--- The input Enclosed Below ---

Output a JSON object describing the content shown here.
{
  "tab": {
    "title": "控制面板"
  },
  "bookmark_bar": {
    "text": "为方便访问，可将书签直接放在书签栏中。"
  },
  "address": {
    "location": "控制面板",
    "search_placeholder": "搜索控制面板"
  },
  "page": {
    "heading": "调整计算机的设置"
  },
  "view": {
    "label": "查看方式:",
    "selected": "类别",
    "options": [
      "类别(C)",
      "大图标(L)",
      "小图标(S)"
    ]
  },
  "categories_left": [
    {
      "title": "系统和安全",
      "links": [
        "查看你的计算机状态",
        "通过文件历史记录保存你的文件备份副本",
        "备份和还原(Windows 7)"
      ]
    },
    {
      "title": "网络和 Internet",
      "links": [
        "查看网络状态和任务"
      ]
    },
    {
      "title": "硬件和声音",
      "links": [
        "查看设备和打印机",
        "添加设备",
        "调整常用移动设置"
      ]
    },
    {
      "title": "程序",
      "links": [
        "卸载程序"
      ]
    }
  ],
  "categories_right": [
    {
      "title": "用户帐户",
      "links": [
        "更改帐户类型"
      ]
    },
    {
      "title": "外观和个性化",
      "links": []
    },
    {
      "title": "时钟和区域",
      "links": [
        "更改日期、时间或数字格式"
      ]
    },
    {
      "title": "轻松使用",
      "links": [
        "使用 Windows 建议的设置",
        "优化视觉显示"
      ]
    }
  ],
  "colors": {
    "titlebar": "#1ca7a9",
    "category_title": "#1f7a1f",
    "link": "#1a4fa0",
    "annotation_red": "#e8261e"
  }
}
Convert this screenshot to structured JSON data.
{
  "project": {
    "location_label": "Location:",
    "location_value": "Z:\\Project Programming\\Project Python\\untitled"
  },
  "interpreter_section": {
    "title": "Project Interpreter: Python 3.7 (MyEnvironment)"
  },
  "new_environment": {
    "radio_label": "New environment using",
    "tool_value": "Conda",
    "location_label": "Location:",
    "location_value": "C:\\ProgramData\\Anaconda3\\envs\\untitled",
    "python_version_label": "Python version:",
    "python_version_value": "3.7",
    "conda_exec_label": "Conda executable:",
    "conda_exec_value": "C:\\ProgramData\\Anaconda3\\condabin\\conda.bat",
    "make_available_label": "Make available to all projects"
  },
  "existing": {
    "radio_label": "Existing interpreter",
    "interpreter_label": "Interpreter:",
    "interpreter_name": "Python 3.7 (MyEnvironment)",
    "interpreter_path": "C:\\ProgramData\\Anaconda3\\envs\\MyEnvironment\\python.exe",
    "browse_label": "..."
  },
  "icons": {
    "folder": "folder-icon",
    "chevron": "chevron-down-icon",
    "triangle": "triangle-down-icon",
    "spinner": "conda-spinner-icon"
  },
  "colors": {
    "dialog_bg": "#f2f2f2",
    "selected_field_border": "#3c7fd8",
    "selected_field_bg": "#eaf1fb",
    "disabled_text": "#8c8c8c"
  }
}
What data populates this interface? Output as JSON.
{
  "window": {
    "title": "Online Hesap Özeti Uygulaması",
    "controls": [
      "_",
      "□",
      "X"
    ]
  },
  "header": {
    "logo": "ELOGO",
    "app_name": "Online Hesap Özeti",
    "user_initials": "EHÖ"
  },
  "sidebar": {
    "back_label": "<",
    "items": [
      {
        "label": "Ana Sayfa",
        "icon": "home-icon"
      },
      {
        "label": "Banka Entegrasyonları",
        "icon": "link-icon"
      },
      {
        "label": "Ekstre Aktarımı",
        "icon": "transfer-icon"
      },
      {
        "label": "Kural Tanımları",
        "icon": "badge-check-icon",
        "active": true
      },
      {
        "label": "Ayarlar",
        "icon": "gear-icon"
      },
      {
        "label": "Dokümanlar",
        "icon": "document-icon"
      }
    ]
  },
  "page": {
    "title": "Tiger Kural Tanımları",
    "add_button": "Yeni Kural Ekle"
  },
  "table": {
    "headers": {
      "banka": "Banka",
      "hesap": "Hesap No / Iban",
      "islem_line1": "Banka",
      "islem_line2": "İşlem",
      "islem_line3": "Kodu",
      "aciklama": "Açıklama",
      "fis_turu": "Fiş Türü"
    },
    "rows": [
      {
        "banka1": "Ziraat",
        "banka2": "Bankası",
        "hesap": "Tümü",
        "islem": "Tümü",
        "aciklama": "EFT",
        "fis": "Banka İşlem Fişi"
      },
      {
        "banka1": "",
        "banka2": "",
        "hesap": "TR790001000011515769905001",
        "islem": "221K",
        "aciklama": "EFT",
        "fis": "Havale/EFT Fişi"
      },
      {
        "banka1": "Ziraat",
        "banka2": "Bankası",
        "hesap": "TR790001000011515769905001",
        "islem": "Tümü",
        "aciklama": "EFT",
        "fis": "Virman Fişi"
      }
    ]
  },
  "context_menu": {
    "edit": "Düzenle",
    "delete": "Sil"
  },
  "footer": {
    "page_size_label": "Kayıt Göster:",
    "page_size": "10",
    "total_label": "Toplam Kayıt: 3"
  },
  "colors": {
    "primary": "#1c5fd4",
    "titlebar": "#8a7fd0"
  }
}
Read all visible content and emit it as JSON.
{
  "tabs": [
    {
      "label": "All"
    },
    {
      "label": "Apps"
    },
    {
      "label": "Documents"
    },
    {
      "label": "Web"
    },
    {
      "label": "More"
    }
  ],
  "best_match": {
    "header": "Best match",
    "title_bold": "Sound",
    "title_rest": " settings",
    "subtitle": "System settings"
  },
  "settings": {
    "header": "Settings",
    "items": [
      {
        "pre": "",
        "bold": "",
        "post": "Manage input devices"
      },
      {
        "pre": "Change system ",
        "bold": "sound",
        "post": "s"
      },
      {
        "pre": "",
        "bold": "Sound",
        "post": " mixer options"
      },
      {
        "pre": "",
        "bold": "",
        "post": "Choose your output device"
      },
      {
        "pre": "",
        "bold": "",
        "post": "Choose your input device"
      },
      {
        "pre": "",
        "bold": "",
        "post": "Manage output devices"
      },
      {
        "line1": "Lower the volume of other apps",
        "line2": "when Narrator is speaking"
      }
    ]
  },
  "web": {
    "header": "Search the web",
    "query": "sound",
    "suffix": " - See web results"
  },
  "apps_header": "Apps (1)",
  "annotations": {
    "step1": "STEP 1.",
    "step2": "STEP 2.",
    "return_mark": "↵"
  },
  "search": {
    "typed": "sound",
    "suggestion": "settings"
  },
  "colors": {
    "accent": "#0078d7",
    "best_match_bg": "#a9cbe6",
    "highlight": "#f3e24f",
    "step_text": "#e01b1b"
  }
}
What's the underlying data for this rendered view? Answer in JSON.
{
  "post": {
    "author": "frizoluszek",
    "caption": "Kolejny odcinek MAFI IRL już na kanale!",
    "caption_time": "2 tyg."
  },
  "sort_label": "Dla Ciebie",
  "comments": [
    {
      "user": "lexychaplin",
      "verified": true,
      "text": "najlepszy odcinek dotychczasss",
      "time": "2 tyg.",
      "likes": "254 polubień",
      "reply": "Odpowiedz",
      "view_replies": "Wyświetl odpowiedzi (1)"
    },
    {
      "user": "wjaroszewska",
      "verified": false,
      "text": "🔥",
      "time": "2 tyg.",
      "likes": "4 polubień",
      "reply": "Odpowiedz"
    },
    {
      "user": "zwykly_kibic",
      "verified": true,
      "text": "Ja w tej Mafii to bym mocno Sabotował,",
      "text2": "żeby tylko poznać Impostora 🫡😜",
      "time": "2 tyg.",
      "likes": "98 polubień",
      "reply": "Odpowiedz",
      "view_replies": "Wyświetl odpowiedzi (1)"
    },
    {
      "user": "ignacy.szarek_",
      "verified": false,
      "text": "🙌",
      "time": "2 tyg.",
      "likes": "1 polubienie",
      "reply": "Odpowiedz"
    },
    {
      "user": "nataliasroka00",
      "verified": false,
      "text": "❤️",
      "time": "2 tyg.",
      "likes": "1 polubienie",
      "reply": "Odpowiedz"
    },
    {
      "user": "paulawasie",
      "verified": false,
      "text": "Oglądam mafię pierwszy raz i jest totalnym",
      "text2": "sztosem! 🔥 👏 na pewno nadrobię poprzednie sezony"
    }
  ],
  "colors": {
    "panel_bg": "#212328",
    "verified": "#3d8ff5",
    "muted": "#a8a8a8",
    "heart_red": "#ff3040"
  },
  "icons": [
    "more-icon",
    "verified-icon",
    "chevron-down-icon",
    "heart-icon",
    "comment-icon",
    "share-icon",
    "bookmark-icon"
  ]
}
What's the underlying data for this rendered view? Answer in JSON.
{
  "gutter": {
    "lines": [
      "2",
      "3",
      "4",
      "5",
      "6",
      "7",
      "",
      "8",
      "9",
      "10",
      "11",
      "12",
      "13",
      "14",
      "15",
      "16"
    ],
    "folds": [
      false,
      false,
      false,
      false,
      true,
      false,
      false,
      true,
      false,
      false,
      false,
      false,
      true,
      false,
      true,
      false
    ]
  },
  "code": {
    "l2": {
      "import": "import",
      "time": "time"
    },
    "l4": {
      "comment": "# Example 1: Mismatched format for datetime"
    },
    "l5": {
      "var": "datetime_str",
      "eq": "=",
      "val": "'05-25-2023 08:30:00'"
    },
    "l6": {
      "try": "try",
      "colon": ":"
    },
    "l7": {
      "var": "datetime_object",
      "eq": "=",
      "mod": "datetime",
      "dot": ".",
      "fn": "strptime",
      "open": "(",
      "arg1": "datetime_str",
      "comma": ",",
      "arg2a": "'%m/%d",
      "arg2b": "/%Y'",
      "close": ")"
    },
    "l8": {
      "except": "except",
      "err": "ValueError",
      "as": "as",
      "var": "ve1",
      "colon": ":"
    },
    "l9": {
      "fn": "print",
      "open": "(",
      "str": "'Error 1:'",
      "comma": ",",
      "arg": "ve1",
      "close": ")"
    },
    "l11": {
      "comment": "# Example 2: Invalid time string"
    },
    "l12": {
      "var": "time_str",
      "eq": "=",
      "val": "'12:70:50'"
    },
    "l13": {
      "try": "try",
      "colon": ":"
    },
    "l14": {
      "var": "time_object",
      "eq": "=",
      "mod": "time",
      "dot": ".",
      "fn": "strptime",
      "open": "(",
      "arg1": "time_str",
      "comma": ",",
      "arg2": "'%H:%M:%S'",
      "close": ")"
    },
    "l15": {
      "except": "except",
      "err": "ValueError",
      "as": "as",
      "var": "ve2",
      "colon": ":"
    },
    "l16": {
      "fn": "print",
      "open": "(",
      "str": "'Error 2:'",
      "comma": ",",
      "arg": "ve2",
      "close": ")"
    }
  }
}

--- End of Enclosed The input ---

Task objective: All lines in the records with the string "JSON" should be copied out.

Written response:
Output a JSON object describing the content shown here.
Convert this screenshot to structured JSON data.
What data populates this interface? Output as JSON.
Read all visible content and emit it as JSON.
What's the underlying data for this rendered view? Answer in JSON.
What's the underlying data for this rendered view? Answer in JSON.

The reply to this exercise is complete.